One final point. The Cayman guidance says that an entity that exercises ultimate effective control must be looked through to determine whether there is any natural person exercising such control. It does not say—and neither should it—that the “Controlling Persons” of such an entity are to be treated as exercising ultimate control over the trust. For example, the Controlling Persons of a company generally include any person who has a greater than 25% ownership interest in the company. But a person with 50% or less ownership doesn’t actually exercise control over that entity, at least not through ownership. Therefore, a 50%-or-less shareholder of a company that exercises ultimate effective control over a trust should not be treated as exercising ultimate effective control over the trust even if the person owns more than 25% of the entity, i.e., the threshold for Controlling Persons of Passive NFEs.

To make this more concrete, take a protector company that, for whatever reason, you have determined actually exercises ultimate effective control over its trust. There are three equal shareholders, each with equal voting rights. If that company were a Passive NFE, each shareholder would be a Controlling Person of the company because each owns more than 25% of the shares. However, in my view, none would be a natural person exercising ultimate effective control over the trust because none can control the company that controls the trust.

In conclusion, as we saw in the last blog, the Cayman TIA requires some things of Cayman FIs above and beyond what CRS requires of FIs generally. More’s the pity. However, when it comes to entity equity-interest holders in trusts that are FIs, the Cayman guidance mercifully does not follow the CRS Implementation Handbook down the garden path.
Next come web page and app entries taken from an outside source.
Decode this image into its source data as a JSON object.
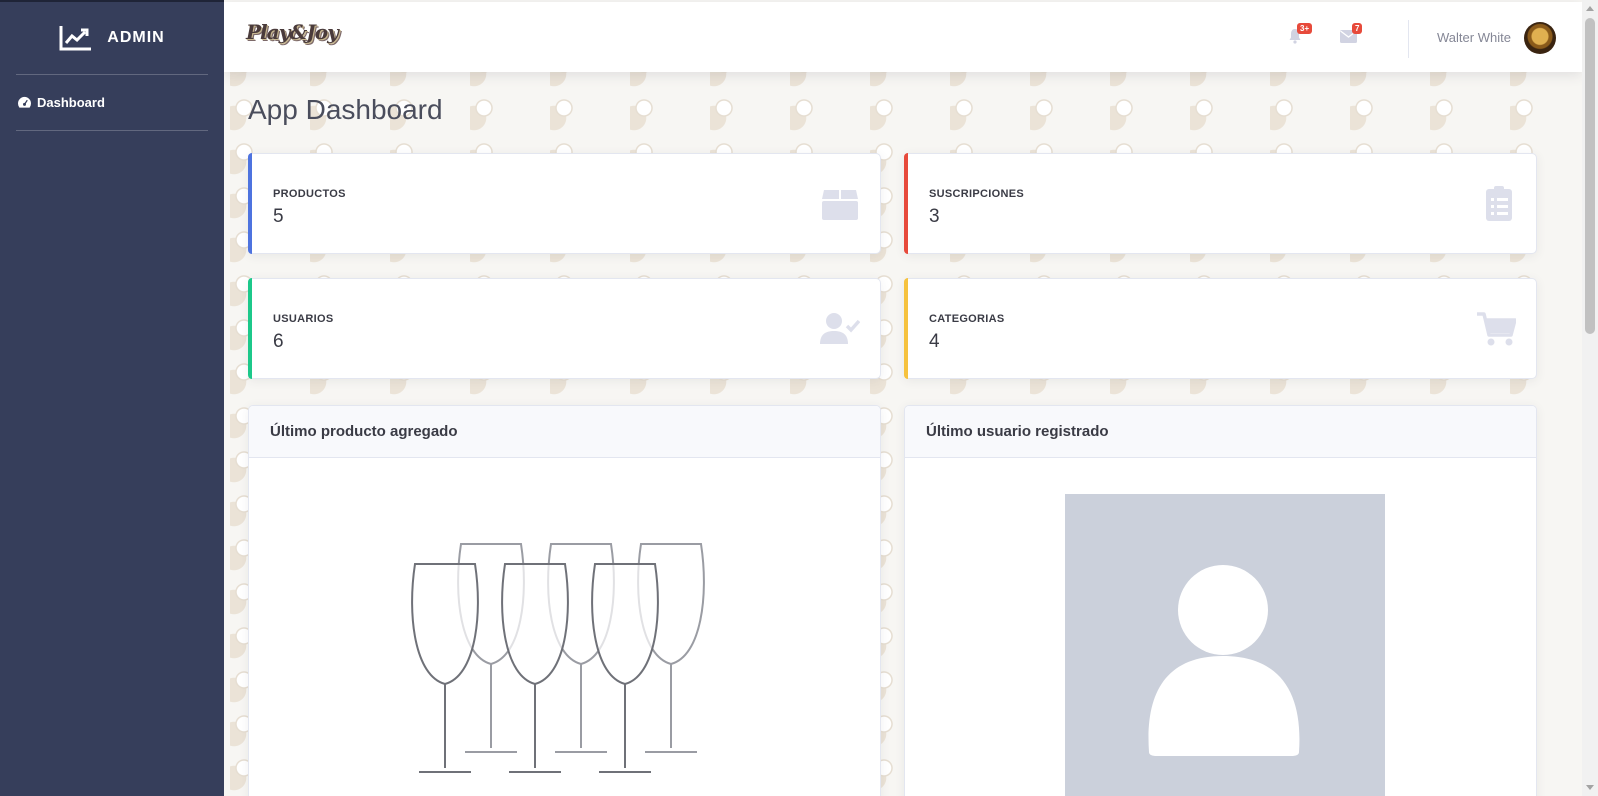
{
  "sidebar": {
    "brand_label": "ADMIN",
    "brand_icon": "chart-line-icon",
    "items": [
      {
        "label": "Dashboard",
        "icon": "tachometer-icon"
      }
    ]
  },
  "topbar": {
    "logo_text": "Play&Joy",
    "alerts_badge": "3+",
    "messages_badge": "7",
    "user_name": "Walter White"
  },
  "page": {
    "title": "App Dashboard"
  },
  "stats": [
    {
      "label": "PRODUCTOS",
      "value": "5",
      "color": "#4e73df",
      "icon": "box-icon"
    },
    {
      "label": "SUSCRIPCIONES",
      "value": "3",
      "color": "#e74a3b",
      "icon": "clipboard-list-icon"
    },
    {
      "label": "USUARIOS",
      "value": "6",
      "color": "#1cc88a",
      "icon": "user-check-icon"
    },
    {
      "label": "CATEGORIAS",
      "value": "4",
      "color": "#f6c23e",
      "icon": "shopping-cart-icon"
    }
  ],
  "panels": {
    "last_product_title": "Último producto agregado",
    "last_user_title": "Último usuario registrado"
  },
  "colors": {
    "sidebar_bg": "#363e5b",
    "stat_icon": "#dddfeb"
  }
}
The only problematic part of the guidance is its apparent assumption that all protectors and enforcers necessarily exercise ultimate effective control over their trusts. But, hey, no-one’s perfect.